There are many articles written about how governance is a fundamental part of any successful SharePoint 2010 strategy. However I think that there is a bit of a gap on how we can implement practical governance in SharePoint 2010, using the features that exist in the platform.
To some peoples surprise there are many tools with the platform that can help enforce governance. I’m not going to talk about what governance is, there are many great articles about that, but in this series of articles I am going to talk about some of the techniques that I use to support governance on the 2010 platform. In my view governance is really about controlling SharePoint and the content that resides within SharePoint. I know that governance encompasses a lot more than this from a holistic lever but if we assume for simplicities sake that we simply want to control content then this series will make sense.
One way to govern the growth of content within your SharePoint environment is to make sure that no longer useful versions or draft of documents are deleted. This is one of the many ways that you can control content within SharePoint 2010 on an item level, the other that is most commonly used is implementing Site Quota’s around Site Collections which control the growth of content on a Site Collection level.

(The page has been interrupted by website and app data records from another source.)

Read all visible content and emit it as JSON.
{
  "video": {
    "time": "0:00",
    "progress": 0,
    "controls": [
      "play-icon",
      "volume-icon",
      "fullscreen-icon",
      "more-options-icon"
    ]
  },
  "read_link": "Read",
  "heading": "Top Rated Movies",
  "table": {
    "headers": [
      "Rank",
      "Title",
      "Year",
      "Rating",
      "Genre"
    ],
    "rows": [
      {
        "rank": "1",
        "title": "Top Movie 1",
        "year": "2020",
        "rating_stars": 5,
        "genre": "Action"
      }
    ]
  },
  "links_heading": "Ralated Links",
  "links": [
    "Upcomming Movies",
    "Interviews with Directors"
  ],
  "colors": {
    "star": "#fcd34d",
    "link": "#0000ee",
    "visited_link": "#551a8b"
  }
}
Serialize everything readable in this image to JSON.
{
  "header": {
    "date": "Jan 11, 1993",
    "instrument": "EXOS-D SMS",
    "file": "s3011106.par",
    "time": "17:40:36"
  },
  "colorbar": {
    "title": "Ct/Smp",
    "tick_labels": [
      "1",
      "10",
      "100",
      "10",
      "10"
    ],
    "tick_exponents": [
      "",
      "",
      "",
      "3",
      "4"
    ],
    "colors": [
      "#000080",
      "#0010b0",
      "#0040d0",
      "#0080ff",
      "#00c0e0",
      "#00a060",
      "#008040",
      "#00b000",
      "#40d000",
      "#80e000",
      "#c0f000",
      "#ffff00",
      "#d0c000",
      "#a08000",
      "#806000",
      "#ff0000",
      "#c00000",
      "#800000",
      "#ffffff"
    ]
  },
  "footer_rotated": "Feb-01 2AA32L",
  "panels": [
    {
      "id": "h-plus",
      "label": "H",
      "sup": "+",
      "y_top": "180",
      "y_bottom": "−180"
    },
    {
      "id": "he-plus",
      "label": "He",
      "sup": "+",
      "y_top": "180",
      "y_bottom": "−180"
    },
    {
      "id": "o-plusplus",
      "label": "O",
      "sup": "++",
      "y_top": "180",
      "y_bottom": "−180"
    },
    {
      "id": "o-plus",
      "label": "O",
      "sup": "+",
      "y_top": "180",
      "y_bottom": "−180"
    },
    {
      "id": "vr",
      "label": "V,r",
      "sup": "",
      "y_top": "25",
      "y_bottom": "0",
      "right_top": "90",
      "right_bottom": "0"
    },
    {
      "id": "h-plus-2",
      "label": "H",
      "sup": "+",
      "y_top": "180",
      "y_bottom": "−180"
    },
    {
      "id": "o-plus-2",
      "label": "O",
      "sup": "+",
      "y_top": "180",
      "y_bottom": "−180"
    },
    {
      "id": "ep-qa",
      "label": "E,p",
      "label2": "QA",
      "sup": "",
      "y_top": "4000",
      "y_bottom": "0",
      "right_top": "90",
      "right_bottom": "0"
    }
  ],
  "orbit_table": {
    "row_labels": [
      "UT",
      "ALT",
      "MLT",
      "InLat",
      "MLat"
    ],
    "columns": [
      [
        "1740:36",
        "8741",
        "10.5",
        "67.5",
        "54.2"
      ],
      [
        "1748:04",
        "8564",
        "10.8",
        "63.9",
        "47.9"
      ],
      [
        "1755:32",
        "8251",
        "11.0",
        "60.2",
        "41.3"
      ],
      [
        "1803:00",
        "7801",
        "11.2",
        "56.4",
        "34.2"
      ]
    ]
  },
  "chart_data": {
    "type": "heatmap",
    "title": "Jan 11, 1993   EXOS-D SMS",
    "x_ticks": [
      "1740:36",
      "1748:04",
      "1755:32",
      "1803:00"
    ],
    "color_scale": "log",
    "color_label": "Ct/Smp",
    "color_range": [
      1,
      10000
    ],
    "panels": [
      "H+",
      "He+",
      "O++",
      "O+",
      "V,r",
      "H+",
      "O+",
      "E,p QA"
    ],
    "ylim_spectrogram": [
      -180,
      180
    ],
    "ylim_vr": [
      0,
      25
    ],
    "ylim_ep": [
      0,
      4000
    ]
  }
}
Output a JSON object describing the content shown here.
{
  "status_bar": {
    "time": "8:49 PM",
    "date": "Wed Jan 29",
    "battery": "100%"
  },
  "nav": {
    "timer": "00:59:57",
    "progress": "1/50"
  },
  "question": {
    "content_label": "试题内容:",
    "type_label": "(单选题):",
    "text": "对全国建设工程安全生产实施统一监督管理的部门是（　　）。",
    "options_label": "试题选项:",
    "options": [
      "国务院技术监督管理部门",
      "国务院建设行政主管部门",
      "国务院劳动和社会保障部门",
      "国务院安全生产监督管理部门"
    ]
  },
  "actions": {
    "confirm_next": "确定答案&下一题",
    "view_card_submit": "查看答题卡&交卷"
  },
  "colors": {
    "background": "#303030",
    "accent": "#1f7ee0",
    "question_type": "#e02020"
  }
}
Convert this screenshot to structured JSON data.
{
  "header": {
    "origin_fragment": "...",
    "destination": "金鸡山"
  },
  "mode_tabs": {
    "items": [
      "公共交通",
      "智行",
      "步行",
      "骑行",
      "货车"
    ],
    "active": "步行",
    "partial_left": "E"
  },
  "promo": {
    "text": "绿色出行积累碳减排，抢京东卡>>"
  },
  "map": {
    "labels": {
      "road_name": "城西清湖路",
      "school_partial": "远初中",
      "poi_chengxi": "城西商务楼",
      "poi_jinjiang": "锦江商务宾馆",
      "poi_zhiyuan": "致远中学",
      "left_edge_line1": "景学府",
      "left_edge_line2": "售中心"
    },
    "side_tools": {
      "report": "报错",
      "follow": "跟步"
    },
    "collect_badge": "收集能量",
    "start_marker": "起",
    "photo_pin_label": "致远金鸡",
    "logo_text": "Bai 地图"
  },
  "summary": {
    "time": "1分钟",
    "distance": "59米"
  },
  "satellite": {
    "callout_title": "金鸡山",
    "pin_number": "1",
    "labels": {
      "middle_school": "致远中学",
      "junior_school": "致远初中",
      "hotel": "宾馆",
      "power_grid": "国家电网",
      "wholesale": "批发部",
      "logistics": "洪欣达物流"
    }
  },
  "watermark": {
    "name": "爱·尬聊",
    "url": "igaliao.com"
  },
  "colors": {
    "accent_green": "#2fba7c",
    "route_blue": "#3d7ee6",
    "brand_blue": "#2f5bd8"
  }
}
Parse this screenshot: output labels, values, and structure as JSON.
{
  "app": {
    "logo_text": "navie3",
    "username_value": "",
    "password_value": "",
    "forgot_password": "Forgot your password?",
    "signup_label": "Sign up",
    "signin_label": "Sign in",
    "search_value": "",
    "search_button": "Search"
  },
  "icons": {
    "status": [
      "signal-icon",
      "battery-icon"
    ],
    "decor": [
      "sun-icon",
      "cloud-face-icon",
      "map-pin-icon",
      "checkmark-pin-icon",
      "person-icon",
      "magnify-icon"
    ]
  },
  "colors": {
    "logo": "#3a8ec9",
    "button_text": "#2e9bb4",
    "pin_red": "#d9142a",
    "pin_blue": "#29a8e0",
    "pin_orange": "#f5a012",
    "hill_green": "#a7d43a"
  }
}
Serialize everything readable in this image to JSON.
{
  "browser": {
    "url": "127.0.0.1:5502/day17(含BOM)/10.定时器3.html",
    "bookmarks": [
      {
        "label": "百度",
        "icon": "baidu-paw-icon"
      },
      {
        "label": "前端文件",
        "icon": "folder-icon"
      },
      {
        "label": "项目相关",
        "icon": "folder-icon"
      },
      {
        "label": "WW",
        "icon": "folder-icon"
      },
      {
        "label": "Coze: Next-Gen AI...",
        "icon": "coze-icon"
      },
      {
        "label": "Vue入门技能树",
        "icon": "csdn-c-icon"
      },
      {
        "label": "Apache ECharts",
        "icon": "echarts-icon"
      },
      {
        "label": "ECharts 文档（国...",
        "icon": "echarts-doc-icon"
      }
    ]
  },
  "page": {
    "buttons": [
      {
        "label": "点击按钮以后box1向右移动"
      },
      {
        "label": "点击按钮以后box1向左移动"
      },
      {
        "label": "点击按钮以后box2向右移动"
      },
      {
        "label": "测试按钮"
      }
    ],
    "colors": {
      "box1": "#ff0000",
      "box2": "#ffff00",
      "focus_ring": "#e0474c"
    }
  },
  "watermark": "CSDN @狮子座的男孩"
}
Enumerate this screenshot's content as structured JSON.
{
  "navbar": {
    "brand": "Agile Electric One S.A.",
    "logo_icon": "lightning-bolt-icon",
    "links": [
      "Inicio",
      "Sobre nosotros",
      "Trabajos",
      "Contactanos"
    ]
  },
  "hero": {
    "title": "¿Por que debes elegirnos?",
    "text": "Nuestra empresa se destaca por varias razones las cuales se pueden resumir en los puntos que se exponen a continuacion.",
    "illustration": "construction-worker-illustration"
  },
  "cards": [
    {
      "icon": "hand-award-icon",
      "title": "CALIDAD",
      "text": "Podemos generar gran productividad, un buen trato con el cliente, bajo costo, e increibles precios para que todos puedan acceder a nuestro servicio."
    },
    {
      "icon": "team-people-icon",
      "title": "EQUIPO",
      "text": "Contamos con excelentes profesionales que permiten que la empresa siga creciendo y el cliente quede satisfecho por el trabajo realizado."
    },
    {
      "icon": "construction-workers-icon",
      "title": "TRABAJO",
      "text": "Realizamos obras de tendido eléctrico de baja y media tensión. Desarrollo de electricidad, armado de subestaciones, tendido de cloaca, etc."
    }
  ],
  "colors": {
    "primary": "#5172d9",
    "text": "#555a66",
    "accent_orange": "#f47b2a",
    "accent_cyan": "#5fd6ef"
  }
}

Of course this can be done manually but the chances of users actually doing this manual, laborious task are pretty much zero. Ideally what we would like is to be able to delete previous versions and drafts of documents after a specified of time automatically. Sounds like something that might be complicated to do, but it’s actually really easy.
From a governance standpoint slowing the growth of content, whilst ensuring that valuable content is retained is something that is frequently requested. So let’s see if we can configure SharePoint 2010 to help us out with this (incidentally this also applies to MOSS 2007 as well)
An automated way to delete previous document versions and drafts that is transparent to end users. Ideally we would like to be able to specify the different types of content that this can apply to and be configurable around dates.
The Solution – Information Management Policies
For me Information Management Policies (IMP’s) is the forgotten golden arrow in many SharePoint implementations. IMP’s are extremely flexible and contain a number of different policies that you can apply: Retention, Auditing, Barcodes and Labels. You can also create your own policies programmatically if you are so inclined as well, check out MSDN.
Policies can also applied to specific Content Types as well which gives us some flexibility.
But today we are going to look at the Retention Policy Feature to see if it can help us manage document versions. We have created a custom Content Types called ‘Contract’ and have some recommendations from the governance committee:
· 1 year after a Contract is created all previous drafts should be deleted
· 2 years after a contract is approved all previous versions should be deleted
So we create our custom Contract Content Type (don’t even start a discussion with me about NOT using content types, I am likely to become extremely agitated J ) and to represent that a contract is approved we have a date field called ‘Approved Date’ as seen below:
Now let’s set up our IMP. Click on Information Management Policy Settings and then click on Retention. A couple of things to note that are important from an Information Architecture perspective. Firstly the Administrative description field is only visible to administrators so fill it in with useful administer focused information:
More important is the Policy Statement which allows you to communicate with end users what the policy is and why. When a user creates or edit’s a document with this policy, they will see the policy statement in the Office client as below. It’s a really great way to provide information to users about policies, all with very little effort:
Now if we click on Add a retention stage we see that we are presented with a number of options.
Firstly we have an event date that contains the dates that are associated with our Content Type. The default Created, Modified and Declared Record dates are there but so is our custom column, Approved Date.
Secondly we have a range of actions that we can perform. The ones that we are interested in are ‘Delete previous drafts’ and ‘Delete all previous versions’. There is also another action that I will talk about next time but that will have to wait.
So back to our requirements firstly we want to delete all previous drafts after one year. That is easy enough:
Then we want to delete all previous versions 2 years after the Contract is approved. That is also easy since we now have our ‘Approved Date’ field that we can use:
So at the end of this we should have our IMP looking something like:
And that’s it really! Now this will happen automatically when the dates are hit on the piece of content. No user input is needed, everything is handled by SharePoint. If you ask me that is pretty impressive, for 5 minutes of configuration we can keep Contract versions in check, satisfying both user and governance requirements.
You might have noticed that there are a lot more options available in Information Management Policies. I will talk about this in latter articles however there are a wide range of possible business scenario’s that IMP’s can handle. You can also launch a workflow at a specified date as well which means that you can easily implement content review life cycles.
However for me one of the most powerful uses of IMP’s and SharePoint 2010 is Content Type Syndication. This allows me to define Content Types, with associated metadata and IMP’s from a central location, and have this available within any Site Collection on the same farm.